[[ SUPPLIED RECORDS open ]]

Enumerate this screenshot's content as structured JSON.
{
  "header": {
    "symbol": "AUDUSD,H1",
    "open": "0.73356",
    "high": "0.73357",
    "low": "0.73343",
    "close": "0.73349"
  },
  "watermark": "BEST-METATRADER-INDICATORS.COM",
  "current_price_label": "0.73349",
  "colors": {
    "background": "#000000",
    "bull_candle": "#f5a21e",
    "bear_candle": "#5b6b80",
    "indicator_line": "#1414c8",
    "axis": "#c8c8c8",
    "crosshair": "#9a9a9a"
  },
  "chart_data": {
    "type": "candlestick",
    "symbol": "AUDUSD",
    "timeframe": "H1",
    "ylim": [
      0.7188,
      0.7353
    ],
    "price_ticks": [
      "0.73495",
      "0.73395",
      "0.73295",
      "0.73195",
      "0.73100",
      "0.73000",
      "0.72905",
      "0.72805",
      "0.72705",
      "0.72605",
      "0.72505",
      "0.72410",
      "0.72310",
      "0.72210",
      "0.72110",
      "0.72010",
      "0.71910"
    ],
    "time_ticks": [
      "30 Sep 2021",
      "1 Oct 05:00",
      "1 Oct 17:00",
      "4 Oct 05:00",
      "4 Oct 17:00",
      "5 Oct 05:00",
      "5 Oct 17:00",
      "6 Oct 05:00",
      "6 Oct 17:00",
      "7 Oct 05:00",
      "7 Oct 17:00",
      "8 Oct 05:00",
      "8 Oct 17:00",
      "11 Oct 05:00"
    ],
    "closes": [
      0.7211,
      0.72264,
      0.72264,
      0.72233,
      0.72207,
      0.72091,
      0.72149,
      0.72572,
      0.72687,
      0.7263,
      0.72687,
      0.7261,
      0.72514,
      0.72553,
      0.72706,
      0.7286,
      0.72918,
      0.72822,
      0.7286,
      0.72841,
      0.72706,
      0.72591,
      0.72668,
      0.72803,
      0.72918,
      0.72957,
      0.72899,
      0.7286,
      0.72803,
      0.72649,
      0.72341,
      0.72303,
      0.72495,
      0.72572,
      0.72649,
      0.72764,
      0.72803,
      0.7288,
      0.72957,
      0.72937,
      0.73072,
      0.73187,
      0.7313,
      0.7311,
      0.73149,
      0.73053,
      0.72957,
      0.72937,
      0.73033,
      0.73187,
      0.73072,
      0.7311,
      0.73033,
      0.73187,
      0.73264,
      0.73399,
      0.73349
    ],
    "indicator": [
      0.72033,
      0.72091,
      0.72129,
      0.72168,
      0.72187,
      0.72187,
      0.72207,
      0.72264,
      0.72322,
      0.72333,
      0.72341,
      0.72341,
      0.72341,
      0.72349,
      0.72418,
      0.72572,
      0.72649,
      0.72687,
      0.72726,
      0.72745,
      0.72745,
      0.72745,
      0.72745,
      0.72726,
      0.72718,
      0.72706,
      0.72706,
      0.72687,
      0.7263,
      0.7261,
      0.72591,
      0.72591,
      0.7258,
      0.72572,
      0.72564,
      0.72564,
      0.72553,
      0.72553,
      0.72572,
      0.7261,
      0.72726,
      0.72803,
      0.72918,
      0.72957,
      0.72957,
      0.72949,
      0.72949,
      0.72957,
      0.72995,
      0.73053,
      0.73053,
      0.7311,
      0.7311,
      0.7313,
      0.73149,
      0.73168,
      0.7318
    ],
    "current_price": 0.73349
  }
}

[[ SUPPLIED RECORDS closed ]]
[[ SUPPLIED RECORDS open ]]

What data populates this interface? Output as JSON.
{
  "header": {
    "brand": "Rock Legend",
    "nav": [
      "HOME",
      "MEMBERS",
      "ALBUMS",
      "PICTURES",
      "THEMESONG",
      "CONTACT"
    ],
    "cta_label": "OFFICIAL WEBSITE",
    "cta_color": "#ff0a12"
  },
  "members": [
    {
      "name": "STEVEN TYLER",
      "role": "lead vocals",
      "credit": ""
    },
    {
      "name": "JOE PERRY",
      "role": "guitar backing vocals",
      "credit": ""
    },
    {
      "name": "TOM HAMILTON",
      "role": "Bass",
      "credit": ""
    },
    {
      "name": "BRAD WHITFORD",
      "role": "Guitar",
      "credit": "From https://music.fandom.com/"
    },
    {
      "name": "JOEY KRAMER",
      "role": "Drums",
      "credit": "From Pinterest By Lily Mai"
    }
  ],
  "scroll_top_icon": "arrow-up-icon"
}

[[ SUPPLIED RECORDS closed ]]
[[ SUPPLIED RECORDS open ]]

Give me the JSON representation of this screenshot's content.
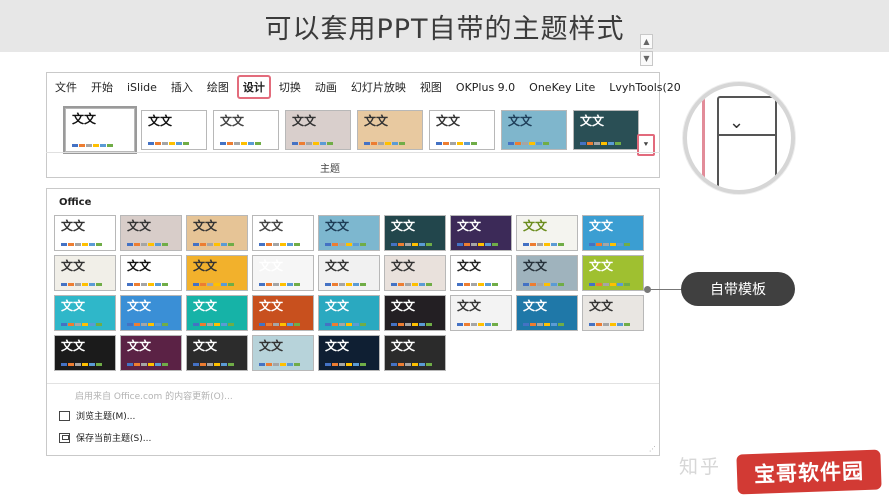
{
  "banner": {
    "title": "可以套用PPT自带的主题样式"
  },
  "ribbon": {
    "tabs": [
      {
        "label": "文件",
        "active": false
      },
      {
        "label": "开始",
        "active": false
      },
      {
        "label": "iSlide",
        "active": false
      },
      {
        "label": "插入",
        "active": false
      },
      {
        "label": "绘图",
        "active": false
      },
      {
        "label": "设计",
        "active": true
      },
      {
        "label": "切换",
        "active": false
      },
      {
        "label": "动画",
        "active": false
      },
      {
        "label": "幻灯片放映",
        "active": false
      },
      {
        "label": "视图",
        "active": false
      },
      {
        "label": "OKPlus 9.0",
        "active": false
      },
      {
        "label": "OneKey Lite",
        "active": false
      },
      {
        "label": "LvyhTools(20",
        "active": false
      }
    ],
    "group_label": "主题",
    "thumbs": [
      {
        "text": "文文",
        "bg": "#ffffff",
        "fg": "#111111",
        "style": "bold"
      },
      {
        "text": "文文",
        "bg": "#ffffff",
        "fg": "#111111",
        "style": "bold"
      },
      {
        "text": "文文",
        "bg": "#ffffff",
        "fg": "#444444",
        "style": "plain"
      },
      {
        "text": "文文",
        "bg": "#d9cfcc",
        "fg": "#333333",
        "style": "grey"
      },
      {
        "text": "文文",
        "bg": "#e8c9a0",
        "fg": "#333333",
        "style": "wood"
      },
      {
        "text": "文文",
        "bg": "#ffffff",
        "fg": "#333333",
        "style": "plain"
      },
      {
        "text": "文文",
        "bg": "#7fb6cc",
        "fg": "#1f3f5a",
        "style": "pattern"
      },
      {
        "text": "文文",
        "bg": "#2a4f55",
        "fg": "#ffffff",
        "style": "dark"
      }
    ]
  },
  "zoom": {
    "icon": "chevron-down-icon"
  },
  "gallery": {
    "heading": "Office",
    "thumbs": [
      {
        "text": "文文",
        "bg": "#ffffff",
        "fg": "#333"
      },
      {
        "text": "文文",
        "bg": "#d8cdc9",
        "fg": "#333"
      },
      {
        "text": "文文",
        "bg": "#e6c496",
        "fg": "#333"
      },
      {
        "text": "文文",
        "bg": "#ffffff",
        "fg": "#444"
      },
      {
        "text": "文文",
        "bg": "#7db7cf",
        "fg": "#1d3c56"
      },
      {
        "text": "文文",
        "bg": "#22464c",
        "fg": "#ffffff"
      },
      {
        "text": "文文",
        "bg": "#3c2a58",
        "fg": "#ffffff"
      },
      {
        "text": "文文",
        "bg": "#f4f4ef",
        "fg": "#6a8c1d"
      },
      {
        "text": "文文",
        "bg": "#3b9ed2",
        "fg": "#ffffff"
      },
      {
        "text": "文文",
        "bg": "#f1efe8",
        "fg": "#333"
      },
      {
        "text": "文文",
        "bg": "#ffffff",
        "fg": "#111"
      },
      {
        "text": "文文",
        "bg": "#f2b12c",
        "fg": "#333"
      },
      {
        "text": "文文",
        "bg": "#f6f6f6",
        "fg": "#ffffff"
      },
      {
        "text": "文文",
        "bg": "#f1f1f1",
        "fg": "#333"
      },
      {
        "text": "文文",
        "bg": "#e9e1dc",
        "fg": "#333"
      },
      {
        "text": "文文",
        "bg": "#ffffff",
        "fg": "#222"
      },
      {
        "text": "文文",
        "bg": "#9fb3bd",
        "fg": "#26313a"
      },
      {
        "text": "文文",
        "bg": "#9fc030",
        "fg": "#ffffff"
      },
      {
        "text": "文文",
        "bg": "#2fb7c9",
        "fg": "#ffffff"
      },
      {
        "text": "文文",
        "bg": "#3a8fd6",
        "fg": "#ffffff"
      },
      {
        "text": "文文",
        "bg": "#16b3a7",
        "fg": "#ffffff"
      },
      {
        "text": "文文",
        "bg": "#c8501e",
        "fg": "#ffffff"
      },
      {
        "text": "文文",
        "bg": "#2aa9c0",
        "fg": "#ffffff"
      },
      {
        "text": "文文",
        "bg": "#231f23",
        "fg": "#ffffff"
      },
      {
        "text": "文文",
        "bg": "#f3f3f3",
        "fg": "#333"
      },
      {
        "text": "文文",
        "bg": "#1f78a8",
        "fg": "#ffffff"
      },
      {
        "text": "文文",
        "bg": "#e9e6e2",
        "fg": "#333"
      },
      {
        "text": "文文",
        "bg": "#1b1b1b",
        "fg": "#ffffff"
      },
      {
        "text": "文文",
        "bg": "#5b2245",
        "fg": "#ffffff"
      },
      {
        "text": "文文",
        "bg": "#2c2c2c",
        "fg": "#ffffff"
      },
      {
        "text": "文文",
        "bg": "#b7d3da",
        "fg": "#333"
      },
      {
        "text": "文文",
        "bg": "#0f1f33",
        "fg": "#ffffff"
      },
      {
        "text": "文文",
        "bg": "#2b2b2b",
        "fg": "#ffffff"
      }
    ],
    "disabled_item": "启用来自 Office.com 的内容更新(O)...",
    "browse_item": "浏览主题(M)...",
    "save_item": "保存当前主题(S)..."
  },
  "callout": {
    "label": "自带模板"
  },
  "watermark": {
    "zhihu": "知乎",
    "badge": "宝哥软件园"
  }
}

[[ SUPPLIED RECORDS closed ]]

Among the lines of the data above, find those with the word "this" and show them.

Enumerate this screenshot's content as structured JSON.
What data populates this interface? Output as JSON.
Give me the JSON representation of this screenshot's content.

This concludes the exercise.